- **Source data**
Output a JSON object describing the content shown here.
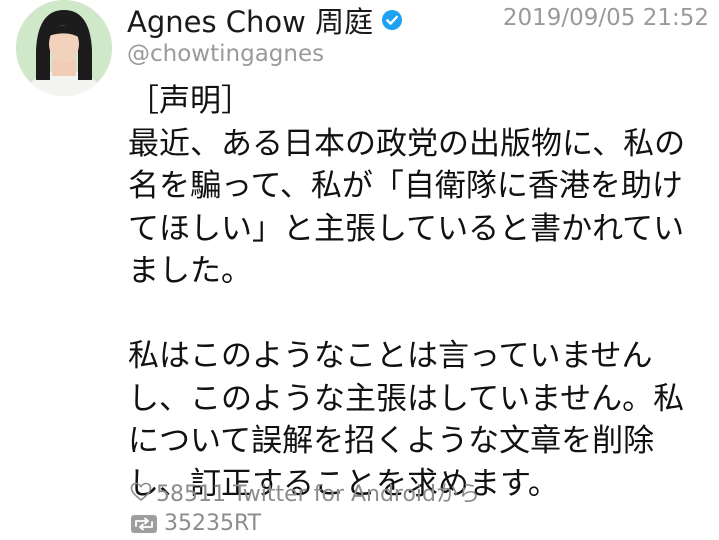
{
  "tweet": {
    "display_name": "Agnes Chow 周庭",
    "handle": "@chowtingagnes",
    "timestamp": "2019/09/05 21:52",
    "text": "［声明］\n最近、ある日本の政党の出版物に、私の名を騙って、私が「自衛隊に香港を助けてほしい」と主張していると書かれていました。\n\n私はこのようなことは言っていませんし、このような主張はしていません。私について誤解を招くような文章を削除し、訂正することを求めます。",
    "likes_and_source": "58511 Twitter for Androidから",
    "retweets": "35235RT",
    "verified": true
  },
  "icons": {
    "verified": "verified-badge-icon",
    "like": "heart-icon",
    "retweet": "retweet-icon"
  },
  "colors": {
    "verified_blue": "#1da1f2",
    "muted_text": "#9a9a9a",
    "avatar_background": "#cfe8c9"
  }
}
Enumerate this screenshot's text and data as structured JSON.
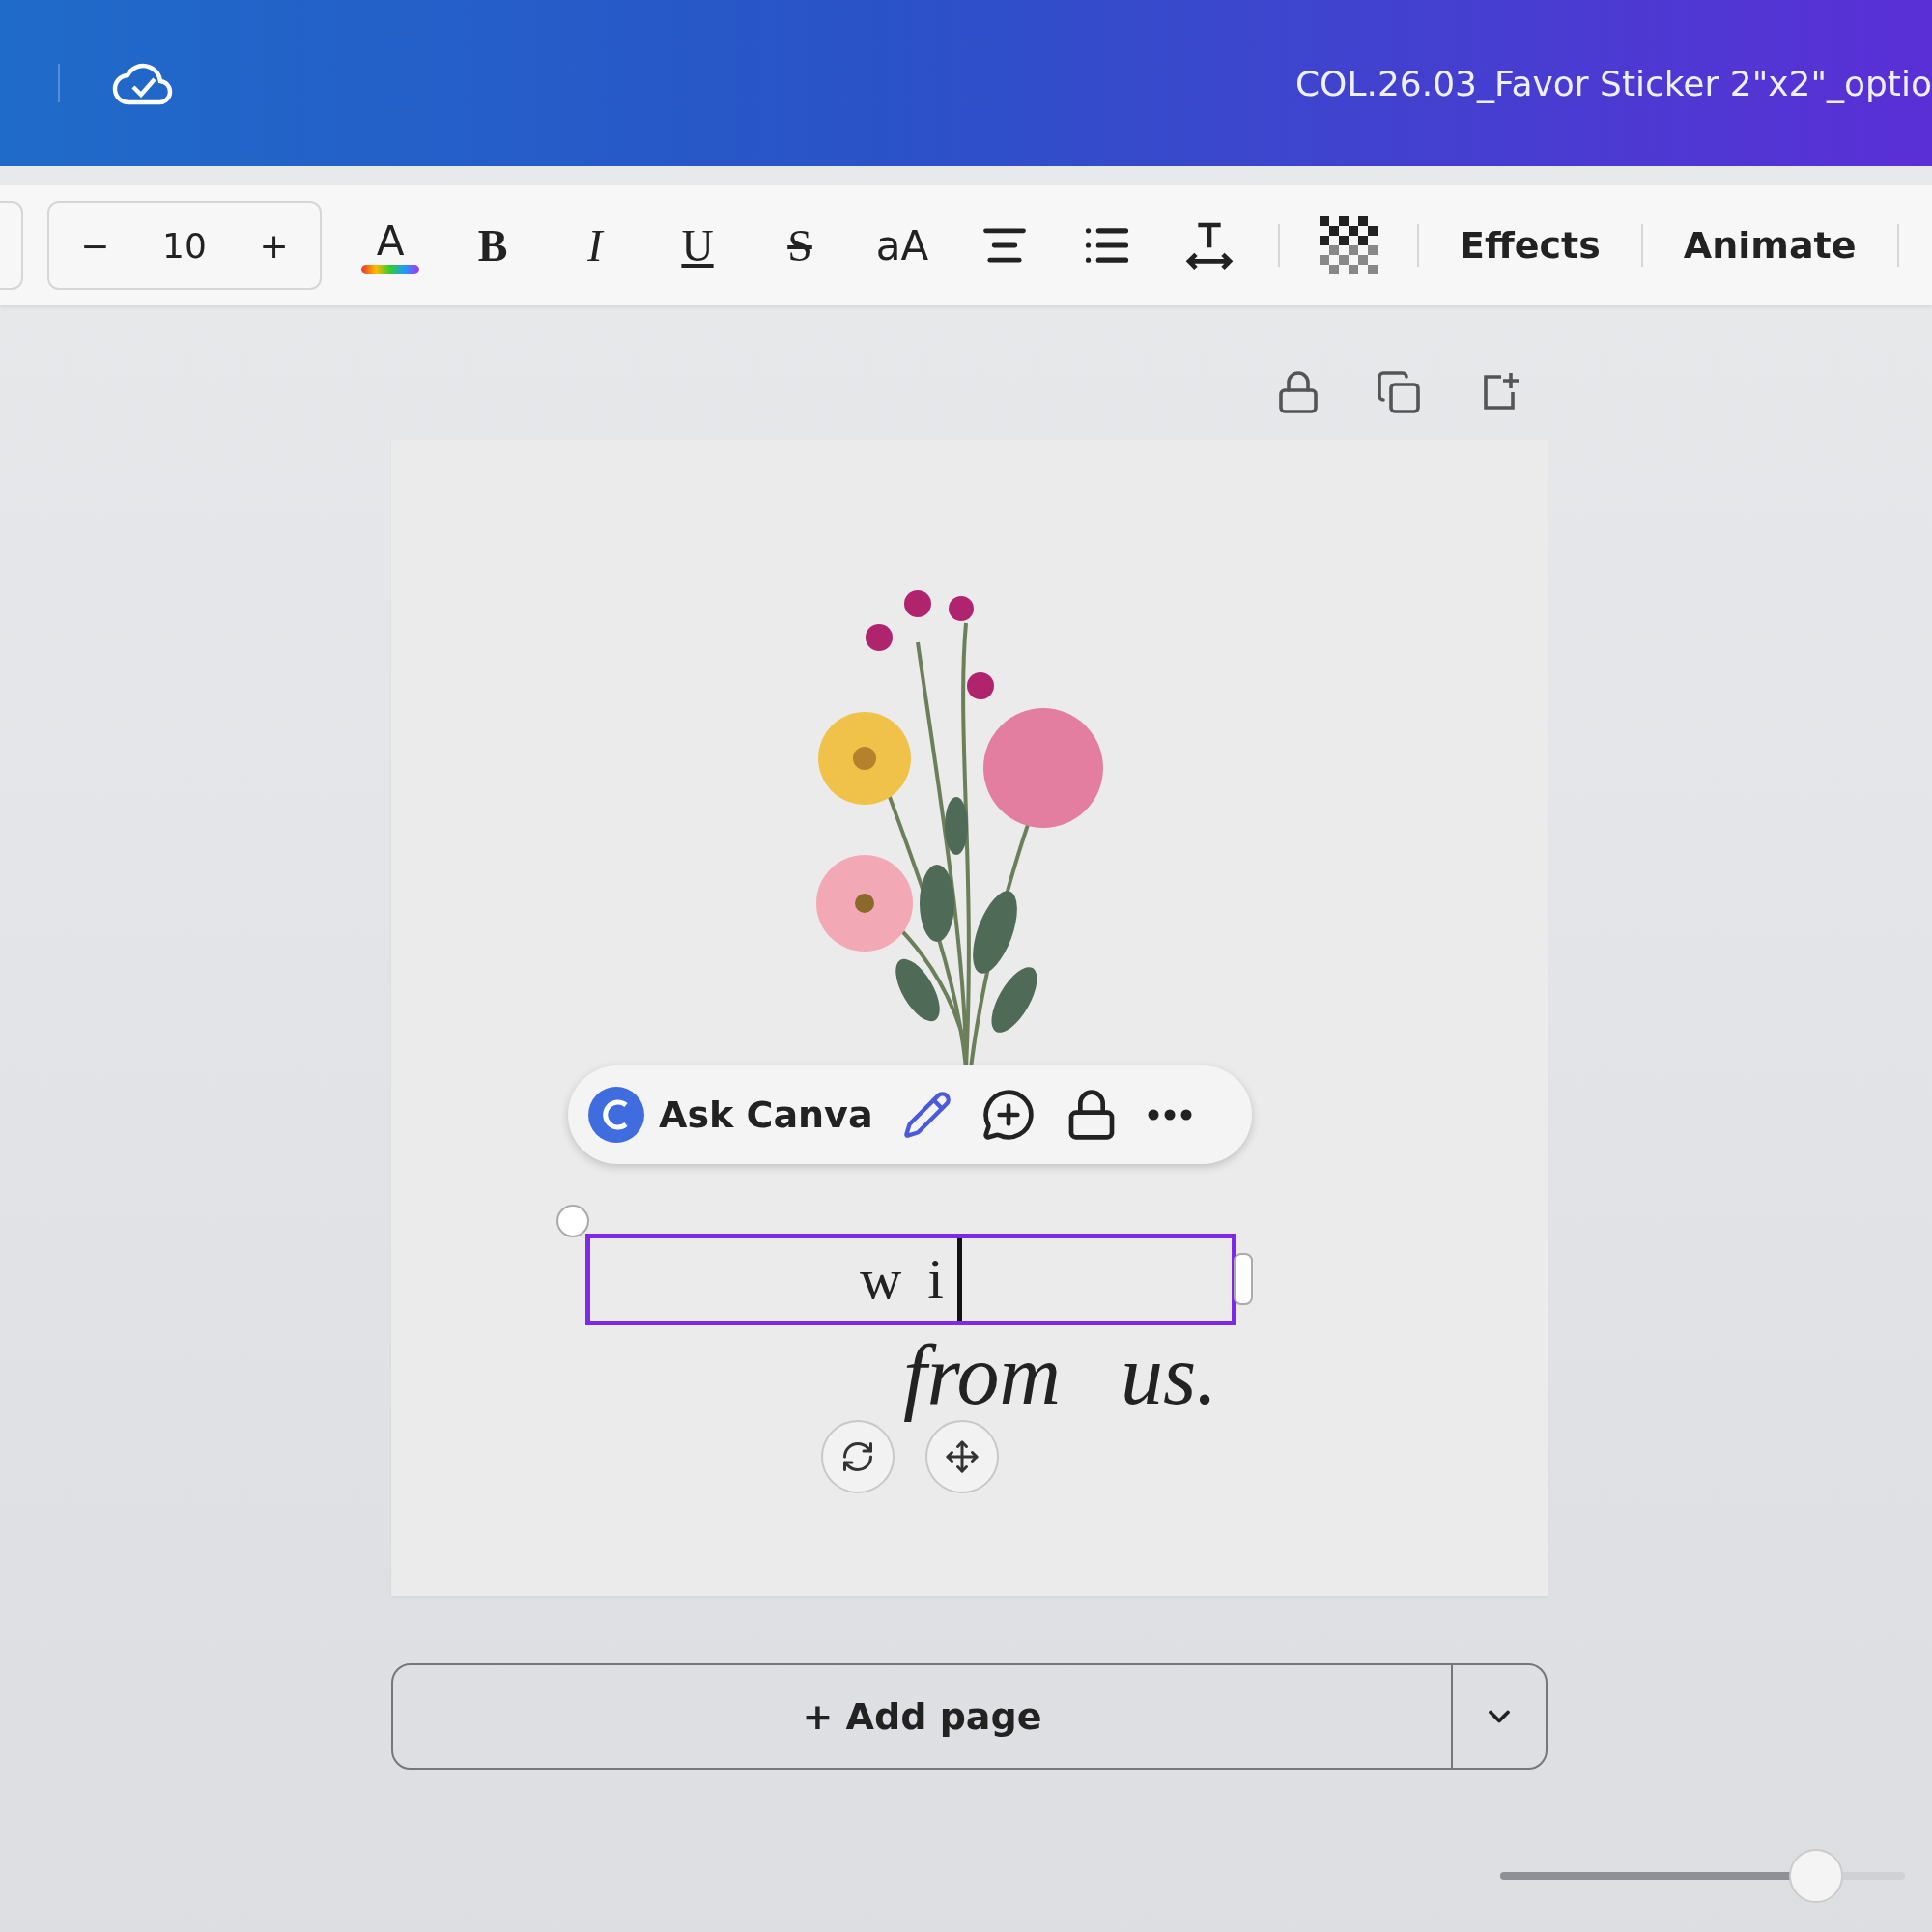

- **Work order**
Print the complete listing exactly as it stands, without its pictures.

- **Output**
Output a JSON object describing the content shown here.
{
  "tweet": {
    "display_name": "Agnes Chow 周庭",
    "handle": "@chowtingagnes",
    "timestamp": "2019/09/05 21:52",
    "text": "［声明］\n最近、ある日本の政党の出版物に、私の名を騙って、私が「自衛隊に香港を助けてほしい」と主張していると書かれていました。\n\n私はこのようなことは言っていませんし、このような主張はしていません。私について誤解を招くような文章を削除し、訂正することを求めます。",
    "likes_and_source": "58511 Twitter for Androidから",
    "retweets": "35235RT",
    "verified": true
  },
  "icons": {
    "verified": "verified-badge-icon",
    "like": "heart-icon",
    "retweet": "retweet-icon"
  },
  "colors": {
    "verified_blue": "#1da1f2",
    "muted_text": "#9a9a9a",
    "avatar_background": "#cfe8c9"
  }
}
Enumerate this screenshot's text and data as structured JSON.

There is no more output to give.